[Work instructions] Nothing in the entries may be altered; copy them in full.

[Dataset records]
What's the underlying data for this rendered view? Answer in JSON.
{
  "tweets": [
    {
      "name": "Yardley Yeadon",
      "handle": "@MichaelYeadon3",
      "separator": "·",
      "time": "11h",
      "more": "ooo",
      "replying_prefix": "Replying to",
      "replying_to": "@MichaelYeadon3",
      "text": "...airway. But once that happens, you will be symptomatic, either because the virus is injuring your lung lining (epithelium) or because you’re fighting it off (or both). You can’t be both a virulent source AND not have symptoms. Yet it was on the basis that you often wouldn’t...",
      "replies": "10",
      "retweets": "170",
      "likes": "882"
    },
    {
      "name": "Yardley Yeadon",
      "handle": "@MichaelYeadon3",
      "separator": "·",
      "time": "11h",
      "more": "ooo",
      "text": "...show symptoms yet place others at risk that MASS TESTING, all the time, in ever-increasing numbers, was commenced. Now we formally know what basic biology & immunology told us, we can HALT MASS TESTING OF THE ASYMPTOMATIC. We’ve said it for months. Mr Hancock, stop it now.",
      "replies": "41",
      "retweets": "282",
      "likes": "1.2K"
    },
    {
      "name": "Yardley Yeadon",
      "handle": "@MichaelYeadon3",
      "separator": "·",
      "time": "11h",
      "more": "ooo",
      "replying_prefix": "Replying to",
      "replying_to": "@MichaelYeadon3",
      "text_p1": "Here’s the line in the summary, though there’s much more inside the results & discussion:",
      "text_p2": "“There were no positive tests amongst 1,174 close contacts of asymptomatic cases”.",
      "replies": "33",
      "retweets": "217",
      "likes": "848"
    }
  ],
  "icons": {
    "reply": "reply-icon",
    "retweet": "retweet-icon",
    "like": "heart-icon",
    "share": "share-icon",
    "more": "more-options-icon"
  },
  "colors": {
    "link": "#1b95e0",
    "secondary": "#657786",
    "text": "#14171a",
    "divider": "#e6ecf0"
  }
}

[Response below]
What's the underlying data for this rendered view? Answer in JSON.
{
  "tweets": [
    {
      "name": "Yardley Yeadon",
      "handle": "@MichaelYeadon3",
      "separator": "·",
      "time": "11h",
      "more": "ooo",
      "replying_prefix": "Replying to",
      "replying_to": "@MichaelYeadon3",
      "text": "...airway. But once that happens, you will be symptomatic, either because the virus is injuring your lung lining (epithelium) or because you’re fighting it off (or both). You can’t be both a virulent source AND not have symptoms. Yet it was on the basis that you often wouldn’t...",
      "replies": "10",
      "retweets": "170",
      "likes": "882"
    },
    {
      "name": "Yardley Yeadon",
      "handle": "@MichaelYeadon3",
      "separator": "·",
      "time": "11h",
      "more": "ooo",
      "text": "...show symptoms yet place others at risk that MASS TESTING, all the time, in ever-increasing numbers, was commenced. Now we formally know what basic biology & immunology told us, we can HALT MASS TESTING OF THE ASYMPTOMATIC. We’ve said it for months. Mr Hancock, stop it now.",
      "replies": "41",
      "retweets": "282",
      "likes": "1.2K"
    },
    {
      "name": "Yardley Yeadon",
      "handle": "@MichaelYeadon3",
      "separator": "·",
      "time": "11h",
      "more": "ooo",
      "replying_prefix": "Replying to",
      "replying_to": "@MichaelYeadon3",
      "text_p1": "Here’s the line in the summary, though there’s much more inside the results & discussion:",
      "text_p2": "“There were no positive tests amongst 1,174 close contacts of asymptomatic cases”.",
      "replies": "33",
      "retweets": "217",
      "likes": "848"
    }
  ],
  "icons": {
    "reply": "reply-icon",
    "retweet": "retweet-icon",
    "like": "heart-icon",
    "share": "share-icon",
    "more": "more-options-icon"
  },
  "colors": {
    "link": "#1b95e0",
    "secondary": "#657786",
    "text": "#14171a",
    "divider": "#e6ecf0"
  }
}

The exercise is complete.